PROBLEM >> All entries must be extracted exactly, with nothing added or dropped.
--- DATA SECTION ---
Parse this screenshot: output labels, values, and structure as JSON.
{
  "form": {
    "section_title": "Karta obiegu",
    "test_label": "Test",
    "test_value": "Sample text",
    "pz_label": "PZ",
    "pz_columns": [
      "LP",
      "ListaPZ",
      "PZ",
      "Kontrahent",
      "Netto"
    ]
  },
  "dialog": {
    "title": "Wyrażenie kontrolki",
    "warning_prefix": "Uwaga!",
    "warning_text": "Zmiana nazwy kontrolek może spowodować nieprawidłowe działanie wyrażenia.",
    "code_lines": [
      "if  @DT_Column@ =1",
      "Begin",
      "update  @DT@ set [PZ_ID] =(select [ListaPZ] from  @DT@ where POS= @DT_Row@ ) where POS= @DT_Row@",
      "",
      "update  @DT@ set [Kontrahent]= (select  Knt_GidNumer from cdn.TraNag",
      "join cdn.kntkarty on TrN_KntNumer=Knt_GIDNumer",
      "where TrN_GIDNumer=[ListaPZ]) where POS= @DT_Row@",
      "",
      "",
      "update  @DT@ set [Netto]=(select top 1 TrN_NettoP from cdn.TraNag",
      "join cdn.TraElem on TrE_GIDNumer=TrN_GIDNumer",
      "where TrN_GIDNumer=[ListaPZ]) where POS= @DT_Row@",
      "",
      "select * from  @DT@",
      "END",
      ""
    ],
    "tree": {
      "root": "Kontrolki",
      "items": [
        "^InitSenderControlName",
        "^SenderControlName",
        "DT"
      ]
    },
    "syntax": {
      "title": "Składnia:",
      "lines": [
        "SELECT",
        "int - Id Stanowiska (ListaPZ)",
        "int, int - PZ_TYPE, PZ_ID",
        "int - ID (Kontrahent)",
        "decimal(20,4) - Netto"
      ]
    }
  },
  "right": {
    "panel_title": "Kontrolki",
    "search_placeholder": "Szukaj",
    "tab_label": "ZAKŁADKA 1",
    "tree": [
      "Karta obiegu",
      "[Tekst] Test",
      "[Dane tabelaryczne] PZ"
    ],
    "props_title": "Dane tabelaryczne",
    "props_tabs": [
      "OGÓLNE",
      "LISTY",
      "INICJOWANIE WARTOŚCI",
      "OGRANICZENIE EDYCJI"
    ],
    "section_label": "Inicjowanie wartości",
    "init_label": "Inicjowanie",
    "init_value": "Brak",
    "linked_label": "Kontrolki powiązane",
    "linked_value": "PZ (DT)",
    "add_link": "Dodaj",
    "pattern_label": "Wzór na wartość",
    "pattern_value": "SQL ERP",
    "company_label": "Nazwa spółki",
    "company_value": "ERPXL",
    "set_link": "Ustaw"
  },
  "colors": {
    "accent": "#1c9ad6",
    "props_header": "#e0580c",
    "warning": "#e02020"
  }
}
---
SOLVED PROBLEM >>
Parse this screenshot: output labels, values, and structure as JSON.
{
  "form": {
    "section_title": "Karta obiegu",
    "test_label": "Test",
    "test_value": "Sample text",
    "pz_label": "PZ",
    "pz_columns": [
      "LP",
      "ListaPZ",
      "PZ",
      "Kontrahent",
      "Netto"
    ]
  },
  "dialog": {
    "title": "Wyrażenie kontrolki",
    "warning_prefix": "Uwaga!",
    "warning_text": "Zmiana nazwy kontrolek może spowodować nieprawidłowe działanie wyrażenia.",
    "code_lines": [
      "if  @DT_Column@ =1",
      "Begin",
      "update  @DT@ set [PZ_ID] =(select [ListaPZ] from  @DT@ where POS= @DT_Row@ ) where POS= @DT_Row@",
      "",
      "update  @DT@ set [Kontrahent]= (select  Knt_GidNumer from cdn.TraNag",
      "join cdn.kntkarty on TrN_KntNumer=Knt_GIDNumer",
      "where TrN_GIDNumer=[ListaPZ]) where POS= @DT_Row@",
      "",
      "",
      "update  @DT@ set [Netto]=(select top 1 TrN_NettoP from cdn.TraNag",
      "join cdn.TraElem on TrE_GIDNumer=TrN_GIDNumer",
      "where TrN_GIDNumer=[ListaPZ]) where POS= @DT_Row@",
      "",
      "select * from  @DT@",
      "END",
      ""
    ],
    "tree": {
      "root": "Kontrolki",
      "items": [
        "^InitSenderControlName",
        "^SenderControlName",
        "DT"
      ]
    },
    "syntax": {
      "title": "Składnia:",
      "lines": [
        "SELECT",
        "int - Id Stanowiska (ListaPZ)",
        "int, int - PZ_TYPE, PZ_ID",
        "int - ID (Kontrahent)",
        "decimal(20,4) - Netto"
      ]
    }
  },
  "right": {
    "panel_title": "Kontrolki",
    "search_placeholder": "Szukaj",
    "tab_label": "ZAKŁADKA 1",
    "tree": [
      "Karta obiegu",
      "[Tekst] Test",
      "[Dane tabelaryczne] PZ"
    ],
    "props_title": "Dane tabelaryczne",
    "props_tabs": [
      "OGÓLNE",
      "LISTY",
      "INICJOWANIE WARTOŚCI",
      "OGRANICZENIE EDYCJI"
    ],
    "section_label": "Inicjowanie wartości",
    "init_label": "Inicjowanie",
    "init_value": "Brak",
    "linked_label": "Kontrolki powiązane",
    "linked_value": "PZ (DT)",
    "add_link": "Dodaj",
    "pattern_label": "Wzór na wartość",
    "pattern_value": "SQL ERP",
    "company_label": "Nazwa spółki",
    "company_value": "ERPXL",
    "set_link": "Ustaw"
  },
  "colors": {
    "accent": "#1c9ad6",
    "props_header": "#e0580c",
    "warning": "#e02020"
  }
}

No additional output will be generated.